> _EXERCISE PROMPT_
The answer should be each line of the records that contains the word "image"; please copy them all.

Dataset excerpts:
Segment Open
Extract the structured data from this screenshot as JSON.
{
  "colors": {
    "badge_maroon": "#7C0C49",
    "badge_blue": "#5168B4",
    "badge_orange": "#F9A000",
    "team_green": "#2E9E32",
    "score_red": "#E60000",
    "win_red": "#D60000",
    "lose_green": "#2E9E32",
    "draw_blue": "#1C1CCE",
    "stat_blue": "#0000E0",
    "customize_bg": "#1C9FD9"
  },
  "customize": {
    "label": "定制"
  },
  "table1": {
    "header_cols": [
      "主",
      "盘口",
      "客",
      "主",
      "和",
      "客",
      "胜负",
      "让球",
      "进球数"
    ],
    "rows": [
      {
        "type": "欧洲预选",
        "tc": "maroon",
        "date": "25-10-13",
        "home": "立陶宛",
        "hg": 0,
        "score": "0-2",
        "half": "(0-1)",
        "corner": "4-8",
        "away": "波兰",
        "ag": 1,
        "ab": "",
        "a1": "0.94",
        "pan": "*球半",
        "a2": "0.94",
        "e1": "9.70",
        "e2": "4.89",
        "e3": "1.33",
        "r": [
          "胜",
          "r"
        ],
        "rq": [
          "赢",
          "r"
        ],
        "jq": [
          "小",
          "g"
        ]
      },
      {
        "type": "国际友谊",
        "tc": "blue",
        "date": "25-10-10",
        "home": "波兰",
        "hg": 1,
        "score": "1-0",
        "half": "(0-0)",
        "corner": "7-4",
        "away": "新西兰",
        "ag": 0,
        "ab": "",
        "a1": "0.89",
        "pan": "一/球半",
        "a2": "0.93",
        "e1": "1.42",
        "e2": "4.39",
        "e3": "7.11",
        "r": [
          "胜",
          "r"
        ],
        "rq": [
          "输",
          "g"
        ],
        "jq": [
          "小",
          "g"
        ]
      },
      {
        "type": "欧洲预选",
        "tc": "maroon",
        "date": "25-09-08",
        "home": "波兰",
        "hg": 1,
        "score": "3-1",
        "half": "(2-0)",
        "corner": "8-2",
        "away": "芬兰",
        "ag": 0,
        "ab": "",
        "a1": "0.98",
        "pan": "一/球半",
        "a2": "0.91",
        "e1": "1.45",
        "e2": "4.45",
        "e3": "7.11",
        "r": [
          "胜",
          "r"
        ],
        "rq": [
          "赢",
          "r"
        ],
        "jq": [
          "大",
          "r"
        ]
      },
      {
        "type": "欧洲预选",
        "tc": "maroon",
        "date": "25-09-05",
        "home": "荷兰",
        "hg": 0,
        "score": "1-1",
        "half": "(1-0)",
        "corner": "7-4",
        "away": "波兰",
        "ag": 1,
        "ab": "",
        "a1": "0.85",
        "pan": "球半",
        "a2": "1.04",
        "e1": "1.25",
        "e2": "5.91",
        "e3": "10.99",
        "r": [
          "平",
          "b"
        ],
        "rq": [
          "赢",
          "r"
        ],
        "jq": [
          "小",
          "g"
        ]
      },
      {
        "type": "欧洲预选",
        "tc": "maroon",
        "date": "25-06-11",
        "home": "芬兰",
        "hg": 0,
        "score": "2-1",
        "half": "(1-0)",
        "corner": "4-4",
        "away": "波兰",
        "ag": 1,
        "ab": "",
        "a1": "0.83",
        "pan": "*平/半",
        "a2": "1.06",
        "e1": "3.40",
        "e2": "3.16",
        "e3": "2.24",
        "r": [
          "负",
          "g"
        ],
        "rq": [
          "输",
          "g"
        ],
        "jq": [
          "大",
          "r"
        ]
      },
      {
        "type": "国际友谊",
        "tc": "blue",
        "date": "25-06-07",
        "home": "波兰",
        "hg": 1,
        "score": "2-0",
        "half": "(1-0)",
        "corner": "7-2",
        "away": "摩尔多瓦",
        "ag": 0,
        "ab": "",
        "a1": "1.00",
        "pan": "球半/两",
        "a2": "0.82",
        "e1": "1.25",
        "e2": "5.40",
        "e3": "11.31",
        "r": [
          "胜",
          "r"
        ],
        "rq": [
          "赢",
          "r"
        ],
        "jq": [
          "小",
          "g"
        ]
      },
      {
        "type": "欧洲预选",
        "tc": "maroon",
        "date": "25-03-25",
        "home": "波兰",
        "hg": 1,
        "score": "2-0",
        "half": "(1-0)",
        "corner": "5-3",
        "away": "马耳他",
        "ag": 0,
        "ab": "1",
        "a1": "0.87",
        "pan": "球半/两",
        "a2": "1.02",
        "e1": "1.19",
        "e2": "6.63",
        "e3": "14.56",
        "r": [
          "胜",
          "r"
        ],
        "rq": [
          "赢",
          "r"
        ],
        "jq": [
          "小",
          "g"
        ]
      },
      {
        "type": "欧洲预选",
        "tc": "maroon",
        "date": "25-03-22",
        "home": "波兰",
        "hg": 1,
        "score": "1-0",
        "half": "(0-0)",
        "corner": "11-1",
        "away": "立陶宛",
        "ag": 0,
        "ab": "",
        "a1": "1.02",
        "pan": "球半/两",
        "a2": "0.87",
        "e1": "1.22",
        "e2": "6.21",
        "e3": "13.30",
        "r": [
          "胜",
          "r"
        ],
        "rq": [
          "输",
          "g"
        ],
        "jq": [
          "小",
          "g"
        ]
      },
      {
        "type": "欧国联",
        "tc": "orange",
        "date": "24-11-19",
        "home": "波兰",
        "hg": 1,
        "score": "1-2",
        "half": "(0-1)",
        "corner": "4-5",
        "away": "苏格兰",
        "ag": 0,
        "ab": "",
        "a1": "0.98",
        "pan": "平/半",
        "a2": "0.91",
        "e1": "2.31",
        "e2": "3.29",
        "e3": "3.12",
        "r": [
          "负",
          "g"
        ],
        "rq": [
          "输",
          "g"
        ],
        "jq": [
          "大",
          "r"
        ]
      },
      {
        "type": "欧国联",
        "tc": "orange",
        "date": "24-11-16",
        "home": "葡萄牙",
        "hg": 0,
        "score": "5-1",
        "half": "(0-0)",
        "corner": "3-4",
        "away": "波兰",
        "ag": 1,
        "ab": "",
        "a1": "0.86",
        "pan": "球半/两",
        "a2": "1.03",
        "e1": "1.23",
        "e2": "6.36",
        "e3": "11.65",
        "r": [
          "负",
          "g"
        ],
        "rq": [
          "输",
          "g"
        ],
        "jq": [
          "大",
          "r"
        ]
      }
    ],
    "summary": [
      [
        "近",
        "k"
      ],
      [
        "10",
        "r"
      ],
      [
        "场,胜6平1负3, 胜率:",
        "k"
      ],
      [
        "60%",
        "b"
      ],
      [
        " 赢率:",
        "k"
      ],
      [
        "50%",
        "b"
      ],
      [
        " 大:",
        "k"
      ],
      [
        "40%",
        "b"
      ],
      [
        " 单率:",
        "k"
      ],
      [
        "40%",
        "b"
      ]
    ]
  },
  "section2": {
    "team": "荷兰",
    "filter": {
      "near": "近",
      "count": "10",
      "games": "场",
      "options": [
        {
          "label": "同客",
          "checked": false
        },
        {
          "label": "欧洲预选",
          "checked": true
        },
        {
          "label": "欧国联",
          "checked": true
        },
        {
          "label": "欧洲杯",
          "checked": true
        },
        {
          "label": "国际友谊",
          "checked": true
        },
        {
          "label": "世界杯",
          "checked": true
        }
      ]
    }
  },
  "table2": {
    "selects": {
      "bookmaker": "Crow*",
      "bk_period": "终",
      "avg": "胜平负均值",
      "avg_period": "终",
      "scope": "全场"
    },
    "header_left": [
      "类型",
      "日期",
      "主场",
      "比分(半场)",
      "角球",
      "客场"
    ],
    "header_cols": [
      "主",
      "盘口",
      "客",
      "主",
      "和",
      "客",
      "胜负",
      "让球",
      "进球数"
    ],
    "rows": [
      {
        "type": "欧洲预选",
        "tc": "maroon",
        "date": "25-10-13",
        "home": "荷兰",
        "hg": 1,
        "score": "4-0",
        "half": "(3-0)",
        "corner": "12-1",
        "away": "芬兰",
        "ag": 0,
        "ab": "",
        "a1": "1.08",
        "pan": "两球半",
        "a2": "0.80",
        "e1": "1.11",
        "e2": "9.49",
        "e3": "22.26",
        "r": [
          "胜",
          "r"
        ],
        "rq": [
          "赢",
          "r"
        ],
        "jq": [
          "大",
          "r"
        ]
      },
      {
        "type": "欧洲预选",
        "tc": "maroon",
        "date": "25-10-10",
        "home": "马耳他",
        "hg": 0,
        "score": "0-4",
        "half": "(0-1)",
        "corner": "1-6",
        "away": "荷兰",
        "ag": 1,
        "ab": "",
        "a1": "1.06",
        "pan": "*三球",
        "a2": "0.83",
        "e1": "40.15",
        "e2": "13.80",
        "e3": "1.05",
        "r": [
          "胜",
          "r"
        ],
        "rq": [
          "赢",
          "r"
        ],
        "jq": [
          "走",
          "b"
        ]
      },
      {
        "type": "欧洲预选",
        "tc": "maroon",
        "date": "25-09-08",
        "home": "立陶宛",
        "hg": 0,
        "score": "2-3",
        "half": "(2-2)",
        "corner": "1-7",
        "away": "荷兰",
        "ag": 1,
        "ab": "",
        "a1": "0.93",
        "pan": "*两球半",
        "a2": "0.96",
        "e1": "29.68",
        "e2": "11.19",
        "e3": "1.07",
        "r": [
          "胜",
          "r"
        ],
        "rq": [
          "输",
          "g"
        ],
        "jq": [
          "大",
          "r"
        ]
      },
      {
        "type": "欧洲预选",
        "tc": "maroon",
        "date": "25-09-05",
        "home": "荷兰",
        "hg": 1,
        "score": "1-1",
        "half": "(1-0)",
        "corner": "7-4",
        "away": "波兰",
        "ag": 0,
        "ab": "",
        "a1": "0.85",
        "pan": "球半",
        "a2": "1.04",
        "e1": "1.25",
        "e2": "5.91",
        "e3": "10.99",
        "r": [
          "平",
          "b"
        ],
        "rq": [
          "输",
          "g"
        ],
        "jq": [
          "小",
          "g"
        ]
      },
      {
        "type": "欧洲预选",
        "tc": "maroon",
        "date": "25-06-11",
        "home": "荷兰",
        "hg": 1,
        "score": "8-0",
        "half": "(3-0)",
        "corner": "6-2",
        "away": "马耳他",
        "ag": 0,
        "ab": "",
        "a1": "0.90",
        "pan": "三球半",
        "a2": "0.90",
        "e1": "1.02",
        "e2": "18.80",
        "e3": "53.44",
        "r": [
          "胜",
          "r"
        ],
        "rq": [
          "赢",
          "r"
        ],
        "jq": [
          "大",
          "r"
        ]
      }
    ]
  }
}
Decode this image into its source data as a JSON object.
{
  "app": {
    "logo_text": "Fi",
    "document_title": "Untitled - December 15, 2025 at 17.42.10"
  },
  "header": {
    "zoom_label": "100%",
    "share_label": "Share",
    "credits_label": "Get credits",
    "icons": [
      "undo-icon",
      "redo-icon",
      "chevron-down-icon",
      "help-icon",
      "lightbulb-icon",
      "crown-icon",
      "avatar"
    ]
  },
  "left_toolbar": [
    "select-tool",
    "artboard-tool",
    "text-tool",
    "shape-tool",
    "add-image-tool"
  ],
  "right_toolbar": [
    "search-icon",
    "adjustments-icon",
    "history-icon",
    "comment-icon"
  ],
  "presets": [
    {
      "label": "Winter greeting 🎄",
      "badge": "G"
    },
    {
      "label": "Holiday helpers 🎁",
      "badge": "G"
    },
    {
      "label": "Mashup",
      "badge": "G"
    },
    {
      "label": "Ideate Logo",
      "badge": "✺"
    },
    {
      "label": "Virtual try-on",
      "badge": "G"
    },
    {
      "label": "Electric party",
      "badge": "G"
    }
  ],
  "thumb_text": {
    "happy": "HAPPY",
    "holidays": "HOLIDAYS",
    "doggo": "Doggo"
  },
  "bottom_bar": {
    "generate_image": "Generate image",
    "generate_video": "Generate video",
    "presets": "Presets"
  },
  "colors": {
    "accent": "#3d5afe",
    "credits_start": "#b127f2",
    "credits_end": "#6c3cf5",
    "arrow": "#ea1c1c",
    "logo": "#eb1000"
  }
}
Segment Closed
> _WRITTEN REPLY_
Decode this image into its source data as a JSON object.
    "add-image-tool"
    "generate_image": "Generate image",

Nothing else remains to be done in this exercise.